| Recorded information |
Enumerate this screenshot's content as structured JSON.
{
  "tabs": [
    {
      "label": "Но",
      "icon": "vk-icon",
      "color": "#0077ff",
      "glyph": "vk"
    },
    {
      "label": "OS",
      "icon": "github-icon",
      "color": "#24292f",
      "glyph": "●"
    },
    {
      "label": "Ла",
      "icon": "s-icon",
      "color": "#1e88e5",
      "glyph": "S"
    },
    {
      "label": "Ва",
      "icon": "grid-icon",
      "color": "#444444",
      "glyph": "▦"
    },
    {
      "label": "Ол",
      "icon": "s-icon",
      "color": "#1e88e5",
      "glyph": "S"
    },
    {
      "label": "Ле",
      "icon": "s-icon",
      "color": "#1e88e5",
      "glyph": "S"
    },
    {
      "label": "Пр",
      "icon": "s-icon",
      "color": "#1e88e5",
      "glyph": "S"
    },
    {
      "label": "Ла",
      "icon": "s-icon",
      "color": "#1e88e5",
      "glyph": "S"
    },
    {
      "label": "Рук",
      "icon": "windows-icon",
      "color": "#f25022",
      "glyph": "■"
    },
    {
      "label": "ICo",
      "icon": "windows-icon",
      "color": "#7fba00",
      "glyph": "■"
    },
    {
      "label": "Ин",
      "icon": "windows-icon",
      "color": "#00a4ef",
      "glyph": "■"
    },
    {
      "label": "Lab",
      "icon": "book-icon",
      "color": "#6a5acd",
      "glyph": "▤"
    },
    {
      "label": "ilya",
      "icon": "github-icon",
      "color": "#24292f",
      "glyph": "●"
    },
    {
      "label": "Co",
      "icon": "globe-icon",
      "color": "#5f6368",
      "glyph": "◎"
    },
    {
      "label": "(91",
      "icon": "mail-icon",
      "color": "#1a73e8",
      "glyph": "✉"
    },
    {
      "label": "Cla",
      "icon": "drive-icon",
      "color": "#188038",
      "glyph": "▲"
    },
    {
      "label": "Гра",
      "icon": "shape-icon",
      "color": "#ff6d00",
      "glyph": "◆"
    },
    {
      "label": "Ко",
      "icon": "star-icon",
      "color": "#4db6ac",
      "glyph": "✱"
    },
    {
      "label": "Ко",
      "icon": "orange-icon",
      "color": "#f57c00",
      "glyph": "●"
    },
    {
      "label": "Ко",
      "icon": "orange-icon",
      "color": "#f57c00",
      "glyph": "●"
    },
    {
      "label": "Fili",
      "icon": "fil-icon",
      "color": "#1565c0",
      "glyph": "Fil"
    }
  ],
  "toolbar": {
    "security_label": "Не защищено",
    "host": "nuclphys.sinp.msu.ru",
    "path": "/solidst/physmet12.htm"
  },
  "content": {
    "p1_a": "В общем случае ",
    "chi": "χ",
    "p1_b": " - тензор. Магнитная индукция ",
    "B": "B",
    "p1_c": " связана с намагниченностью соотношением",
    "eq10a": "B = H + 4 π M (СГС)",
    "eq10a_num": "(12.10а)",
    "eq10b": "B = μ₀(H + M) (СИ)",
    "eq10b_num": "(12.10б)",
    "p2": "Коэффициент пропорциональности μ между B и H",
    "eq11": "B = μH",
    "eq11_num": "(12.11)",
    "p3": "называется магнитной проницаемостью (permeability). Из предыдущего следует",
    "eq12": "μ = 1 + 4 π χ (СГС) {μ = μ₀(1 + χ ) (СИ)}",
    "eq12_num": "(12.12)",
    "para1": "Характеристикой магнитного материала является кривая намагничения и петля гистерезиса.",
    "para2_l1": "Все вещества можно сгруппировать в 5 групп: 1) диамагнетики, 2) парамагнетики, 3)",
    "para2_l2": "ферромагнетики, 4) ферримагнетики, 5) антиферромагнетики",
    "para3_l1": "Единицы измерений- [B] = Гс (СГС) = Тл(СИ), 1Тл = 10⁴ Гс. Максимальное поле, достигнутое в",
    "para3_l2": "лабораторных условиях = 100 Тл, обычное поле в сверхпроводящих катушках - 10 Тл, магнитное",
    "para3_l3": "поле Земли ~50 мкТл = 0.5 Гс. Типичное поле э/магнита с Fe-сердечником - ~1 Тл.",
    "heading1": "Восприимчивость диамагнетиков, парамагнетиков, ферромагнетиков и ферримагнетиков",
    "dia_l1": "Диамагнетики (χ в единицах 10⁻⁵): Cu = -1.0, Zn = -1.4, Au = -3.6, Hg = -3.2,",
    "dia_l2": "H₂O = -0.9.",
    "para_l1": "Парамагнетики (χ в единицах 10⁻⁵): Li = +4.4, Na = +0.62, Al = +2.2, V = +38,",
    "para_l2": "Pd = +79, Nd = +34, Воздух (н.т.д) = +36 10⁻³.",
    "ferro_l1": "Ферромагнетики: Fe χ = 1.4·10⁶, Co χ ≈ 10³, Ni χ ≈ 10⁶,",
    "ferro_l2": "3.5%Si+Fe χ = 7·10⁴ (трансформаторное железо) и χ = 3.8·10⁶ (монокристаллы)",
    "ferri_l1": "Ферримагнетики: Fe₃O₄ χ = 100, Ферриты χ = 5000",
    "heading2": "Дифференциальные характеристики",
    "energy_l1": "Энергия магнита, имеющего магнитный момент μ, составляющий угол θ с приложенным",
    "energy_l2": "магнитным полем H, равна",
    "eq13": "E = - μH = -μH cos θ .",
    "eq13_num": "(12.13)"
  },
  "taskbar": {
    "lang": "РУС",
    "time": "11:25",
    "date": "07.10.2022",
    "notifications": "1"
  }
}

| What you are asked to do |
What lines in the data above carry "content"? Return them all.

| Written answer |
Enumerate this screenshot's content as structured JSON.
  "content": {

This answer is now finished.